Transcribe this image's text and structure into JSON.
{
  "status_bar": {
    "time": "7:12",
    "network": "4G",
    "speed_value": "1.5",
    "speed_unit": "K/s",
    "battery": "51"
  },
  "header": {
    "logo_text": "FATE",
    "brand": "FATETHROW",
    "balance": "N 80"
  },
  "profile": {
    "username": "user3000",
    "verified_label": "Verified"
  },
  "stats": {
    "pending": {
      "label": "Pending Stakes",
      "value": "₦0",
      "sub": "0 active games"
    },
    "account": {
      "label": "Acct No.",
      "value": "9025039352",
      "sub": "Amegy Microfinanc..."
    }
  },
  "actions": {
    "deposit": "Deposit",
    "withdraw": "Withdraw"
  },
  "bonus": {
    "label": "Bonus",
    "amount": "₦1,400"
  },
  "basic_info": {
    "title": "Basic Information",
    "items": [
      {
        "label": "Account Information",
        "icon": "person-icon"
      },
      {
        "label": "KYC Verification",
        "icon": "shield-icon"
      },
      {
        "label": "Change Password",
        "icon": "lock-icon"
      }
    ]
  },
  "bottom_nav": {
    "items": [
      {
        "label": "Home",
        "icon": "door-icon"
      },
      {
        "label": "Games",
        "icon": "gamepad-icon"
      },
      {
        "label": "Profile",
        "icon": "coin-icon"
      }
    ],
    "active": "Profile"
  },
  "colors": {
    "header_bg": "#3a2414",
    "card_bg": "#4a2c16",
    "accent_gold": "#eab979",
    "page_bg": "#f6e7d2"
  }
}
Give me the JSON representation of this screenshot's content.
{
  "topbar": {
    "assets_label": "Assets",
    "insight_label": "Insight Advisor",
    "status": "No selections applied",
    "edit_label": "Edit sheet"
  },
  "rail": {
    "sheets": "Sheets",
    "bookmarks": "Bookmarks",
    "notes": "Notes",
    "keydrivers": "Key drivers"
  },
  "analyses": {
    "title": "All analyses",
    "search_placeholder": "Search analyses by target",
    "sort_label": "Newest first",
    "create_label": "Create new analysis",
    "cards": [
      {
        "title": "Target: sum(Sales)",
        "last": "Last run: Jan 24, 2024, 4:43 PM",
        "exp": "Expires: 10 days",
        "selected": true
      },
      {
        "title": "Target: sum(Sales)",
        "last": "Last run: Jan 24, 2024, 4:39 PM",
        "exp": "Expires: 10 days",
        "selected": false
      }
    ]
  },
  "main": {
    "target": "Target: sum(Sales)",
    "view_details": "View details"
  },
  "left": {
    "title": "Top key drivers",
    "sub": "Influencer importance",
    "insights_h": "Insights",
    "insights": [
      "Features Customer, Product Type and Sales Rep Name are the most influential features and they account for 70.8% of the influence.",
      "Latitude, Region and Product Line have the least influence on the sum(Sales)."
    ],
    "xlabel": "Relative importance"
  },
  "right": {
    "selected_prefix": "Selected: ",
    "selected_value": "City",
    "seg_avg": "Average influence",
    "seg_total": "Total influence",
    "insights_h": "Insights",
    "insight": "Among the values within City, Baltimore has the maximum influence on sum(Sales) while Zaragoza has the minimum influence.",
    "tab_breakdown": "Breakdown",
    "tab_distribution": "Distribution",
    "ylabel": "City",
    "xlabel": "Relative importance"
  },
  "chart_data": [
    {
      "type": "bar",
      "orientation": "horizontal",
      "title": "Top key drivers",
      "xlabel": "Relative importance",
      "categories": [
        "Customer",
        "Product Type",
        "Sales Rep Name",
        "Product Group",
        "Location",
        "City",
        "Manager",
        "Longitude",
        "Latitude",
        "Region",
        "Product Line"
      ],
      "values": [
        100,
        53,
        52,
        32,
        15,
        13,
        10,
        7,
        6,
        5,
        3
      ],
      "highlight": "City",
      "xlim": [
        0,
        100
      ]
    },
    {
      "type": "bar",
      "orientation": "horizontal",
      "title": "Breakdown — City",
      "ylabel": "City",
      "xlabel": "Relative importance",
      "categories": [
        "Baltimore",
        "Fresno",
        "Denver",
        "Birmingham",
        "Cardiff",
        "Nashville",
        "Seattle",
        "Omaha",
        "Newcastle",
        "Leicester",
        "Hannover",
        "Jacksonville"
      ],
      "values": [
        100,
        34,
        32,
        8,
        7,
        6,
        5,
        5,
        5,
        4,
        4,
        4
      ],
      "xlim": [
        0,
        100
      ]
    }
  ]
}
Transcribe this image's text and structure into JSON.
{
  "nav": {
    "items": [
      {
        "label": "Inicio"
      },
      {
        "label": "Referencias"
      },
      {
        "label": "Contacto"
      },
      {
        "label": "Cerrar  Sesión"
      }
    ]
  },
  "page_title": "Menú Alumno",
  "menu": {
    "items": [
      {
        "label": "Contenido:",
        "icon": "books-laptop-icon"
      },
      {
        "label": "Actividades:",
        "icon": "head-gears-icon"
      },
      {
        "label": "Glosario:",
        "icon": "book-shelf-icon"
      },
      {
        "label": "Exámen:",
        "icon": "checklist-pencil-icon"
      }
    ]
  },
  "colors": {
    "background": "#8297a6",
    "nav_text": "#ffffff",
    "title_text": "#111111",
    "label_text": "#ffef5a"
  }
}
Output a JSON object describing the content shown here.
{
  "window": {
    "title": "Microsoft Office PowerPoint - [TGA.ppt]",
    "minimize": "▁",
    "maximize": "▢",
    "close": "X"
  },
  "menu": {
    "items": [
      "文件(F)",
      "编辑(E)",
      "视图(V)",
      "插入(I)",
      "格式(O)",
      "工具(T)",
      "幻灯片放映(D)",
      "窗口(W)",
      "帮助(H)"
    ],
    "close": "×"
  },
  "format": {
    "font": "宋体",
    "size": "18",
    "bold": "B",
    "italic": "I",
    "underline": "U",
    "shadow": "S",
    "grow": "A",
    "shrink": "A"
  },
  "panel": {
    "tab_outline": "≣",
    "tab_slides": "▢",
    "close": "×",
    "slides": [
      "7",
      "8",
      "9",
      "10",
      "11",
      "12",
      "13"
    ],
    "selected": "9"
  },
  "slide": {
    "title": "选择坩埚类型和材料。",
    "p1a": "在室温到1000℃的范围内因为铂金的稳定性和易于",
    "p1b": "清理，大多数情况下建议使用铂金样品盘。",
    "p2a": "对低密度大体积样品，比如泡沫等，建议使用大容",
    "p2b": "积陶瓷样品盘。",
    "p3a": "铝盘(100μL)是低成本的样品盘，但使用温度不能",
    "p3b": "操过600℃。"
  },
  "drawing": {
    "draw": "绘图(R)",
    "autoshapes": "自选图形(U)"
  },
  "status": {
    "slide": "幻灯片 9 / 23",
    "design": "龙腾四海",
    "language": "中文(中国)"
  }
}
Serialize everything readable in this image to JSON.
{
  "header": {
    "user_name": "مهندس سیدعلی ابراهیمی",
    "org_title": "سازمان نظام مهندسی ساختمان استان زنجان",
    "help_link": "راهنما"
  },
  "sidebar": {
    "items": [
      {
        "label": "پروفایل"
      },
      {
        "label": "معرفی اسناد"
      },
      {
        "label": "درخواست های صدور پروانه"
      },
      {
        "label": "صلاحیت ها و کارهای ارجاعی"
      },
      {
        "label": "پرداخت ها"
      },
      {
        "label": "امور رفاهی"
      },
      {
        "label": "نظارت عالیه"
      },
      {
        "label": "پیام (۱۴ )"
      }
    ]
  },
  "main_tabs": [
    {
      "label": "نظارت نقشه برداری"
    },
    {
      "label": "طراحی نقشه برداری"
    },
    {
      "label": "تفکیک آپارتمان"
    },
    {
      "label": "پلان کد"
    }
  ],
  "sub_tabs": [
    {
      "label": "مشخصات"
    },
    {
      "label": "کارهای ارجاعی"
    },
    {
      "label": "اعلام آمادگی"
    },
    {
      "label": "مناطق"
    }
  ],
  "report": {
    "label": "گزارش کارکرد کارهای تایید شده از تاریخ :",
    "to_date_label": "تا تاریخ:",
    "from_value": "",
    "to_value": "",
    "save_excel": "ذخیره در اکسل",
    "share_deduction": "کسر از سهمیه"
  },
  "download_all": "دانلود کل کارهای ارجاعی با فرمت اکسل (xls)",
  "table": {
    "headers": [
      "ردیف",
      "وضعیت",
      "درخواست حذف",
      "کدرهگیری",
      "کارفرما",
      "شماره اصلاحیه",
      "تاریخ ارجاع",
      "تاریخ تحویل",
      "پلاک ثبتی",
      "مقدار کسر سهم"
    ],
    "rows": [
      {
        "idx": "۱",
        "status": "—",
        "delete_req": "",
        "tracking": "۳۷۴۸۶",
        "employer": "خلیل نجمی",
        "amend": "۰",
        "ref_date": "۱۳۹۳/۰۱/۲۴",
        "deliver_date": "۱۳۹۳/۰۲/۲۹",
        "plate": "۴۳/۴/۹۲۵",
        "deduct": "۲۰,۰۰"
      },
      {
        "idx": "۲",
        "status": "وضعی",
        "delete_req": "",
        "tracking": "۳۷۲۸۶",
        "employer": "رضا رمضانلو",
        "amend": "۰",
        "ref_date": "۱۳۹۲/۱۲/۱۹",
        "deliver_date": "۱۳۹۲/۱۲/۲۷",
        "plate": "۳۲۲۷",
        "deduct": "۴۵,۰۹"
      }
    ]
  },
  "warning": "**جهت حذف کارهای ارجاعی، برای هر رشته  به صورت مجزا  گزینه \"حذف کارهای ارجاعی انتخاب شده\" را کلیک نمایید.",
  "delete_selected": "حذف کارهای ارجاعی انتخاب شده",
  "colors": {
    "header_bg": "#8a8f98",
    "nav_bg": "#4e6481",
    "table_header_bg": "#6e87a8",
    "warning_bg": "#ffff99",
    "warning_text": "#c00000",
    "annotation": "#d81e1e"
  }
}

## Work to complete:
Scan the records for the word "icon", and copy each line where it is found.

## Output for this exercise:
        "icon": "person-icon"
        "icon": "shield-icon"
        "icon": "lock-icon"
        "icon": "door-icon"
        "icon": "gamepad-icon"
        "icon": "coin-icon"
        "icon": "books-laptop-icon"
        "icon": "head-gears-icon"
        "icon": "book-shelf-icon"
        "icon": "checklist-pencil-icon"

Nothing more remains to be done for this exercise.